> _AIM OF THE EXERCISE_
Scan the records for lines with the word "title", and copy every such line.

(Web page and app entries)
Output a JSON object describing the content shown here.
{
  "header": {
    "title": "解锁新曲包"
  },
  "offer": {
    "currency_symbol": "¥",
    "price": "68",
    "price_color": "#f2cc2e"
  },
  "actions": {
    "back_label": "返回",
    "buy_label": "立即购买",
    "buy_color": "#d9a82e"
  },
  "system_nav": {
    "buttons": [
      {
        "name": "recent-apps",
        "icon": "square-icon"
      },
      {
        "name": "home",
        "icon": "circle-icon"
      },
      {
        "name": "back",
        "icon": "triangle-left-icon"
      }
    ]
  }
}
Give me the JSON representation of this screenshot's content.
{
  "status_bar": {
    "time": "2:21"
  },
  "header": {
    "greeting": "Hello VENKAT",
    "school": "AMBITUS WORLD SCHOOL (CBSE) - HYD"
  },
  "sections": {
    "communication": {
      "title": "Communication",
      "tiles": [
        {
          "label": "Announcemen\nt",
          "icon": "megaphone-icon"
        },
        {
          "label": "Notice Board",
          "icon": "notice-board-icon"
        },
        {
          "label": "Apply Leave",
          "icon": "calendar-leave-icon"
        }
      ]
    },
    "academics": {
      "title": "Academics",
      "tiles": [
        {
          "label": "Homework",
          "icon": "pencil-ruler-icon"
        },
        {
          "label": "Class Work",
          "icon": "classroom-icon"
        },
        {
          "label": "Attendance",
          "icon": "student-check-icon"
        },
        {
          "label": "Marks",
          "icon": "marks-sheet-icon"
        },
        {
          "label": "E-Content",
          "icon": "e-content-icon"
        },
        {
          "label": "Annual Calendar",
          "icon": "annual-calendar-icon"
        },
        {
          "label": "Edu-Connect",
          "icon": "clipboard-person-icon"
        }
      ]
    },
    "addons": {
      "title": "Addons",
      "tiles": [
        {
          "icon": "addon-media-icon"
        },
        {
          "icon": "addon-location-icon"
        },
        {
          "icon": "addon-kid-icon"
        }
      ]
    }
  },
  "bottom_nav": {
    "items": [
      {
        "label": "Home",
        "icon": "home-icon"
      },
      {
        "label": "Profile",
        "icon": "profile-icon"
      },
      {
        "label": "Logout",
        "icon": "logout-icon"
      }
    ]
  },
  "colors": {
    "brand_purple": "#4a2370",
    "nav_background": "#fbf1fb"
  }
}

> _OUTPUT OF THE EXERCISE_
    "title": "解锁新曲包"
      "title": "Communication",
      "title": "Academics",
      "title": "Addons",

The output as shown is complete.